Leonardo DiCaprio Confirmed For 'Hoover,' Joaquin Phoenix May Be His Onscreen Lover

Clint Eastwood's latest, "Hoover," has been the talk of the town recently since New York Magazine's Culture Vulture blog announced that the director wants Joaquin Phoenix to play the title character's boyfriend, Clyde Tolson. There seemed to be some doubts, though, as to whether or not long-time leading man Leonardo DiCaprio was still attached to the role of J. Edgar Hoover, but MovieLine had the chance to catch up with the film's screenwriter, Oscar winner Dustin Lance Black, who was able to set the record straight on the matter. Needless to say, the film is still starring DiCaprio, though Black was mum on the Phoenix rumors.

According to Black, the script is completed and the film is set to start shooting early next year, and that the script won't be as linear as his previous Oscar-winner, "Milk." "People know Hoover -- or think they know Hoover -- and that’s great as a writer because you’re free as a writer to explore other stuff," Black said. "People didn’t know Milk, so I think it needed a more traditional structure."
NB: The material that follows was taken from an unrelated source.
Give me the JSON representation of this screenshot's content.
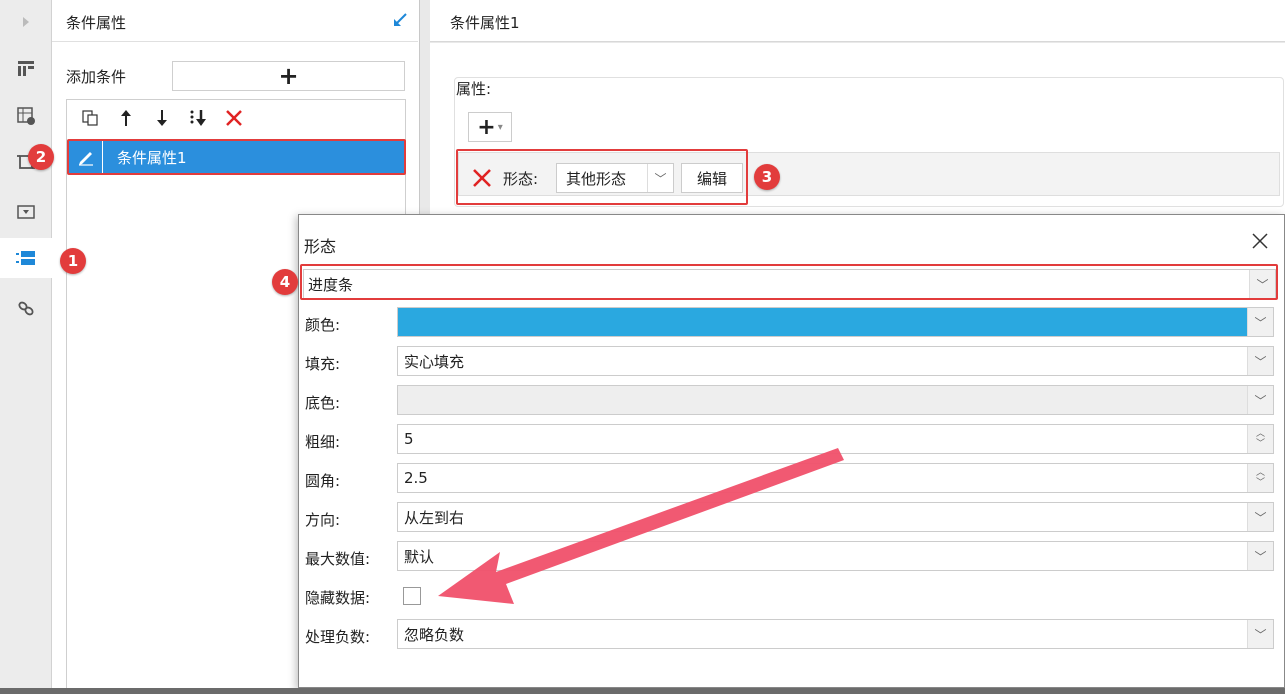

He admitted to MovieLine that he's a big history buff -- "I've read all the books" -- and that his problem with the retellings of Hoover's history is that they're all told from a detached perspective. Black credited this to the fact that the first director of the FBI never let anyone in to share his story with, but it is his goal with this film to show an alternate perspective.

"'Hoover' is told from Hoover’s point of view, which I’ve never seen before," Black explained. "Because of that -- and the contradiction between what he believed his history was and what his history actually was -- it lends itself to a less-traditional structure. There are more contradictions."

This sounds like an intriguing subjective take on history, and it's little wonder why Eastwood and DiCaprio were quick to jump on board to the project, despite its all-star pedigree. "Milk" was similarly told from its title character's perspective, and it will be interesting to see if Black uses a comparable device like Harvey Milk recording his life story into a voice recorder for Hoover to explain his own motives.

Are you glad that DiCaprio is still on board with the project? What do you think of Black's description of the film's script?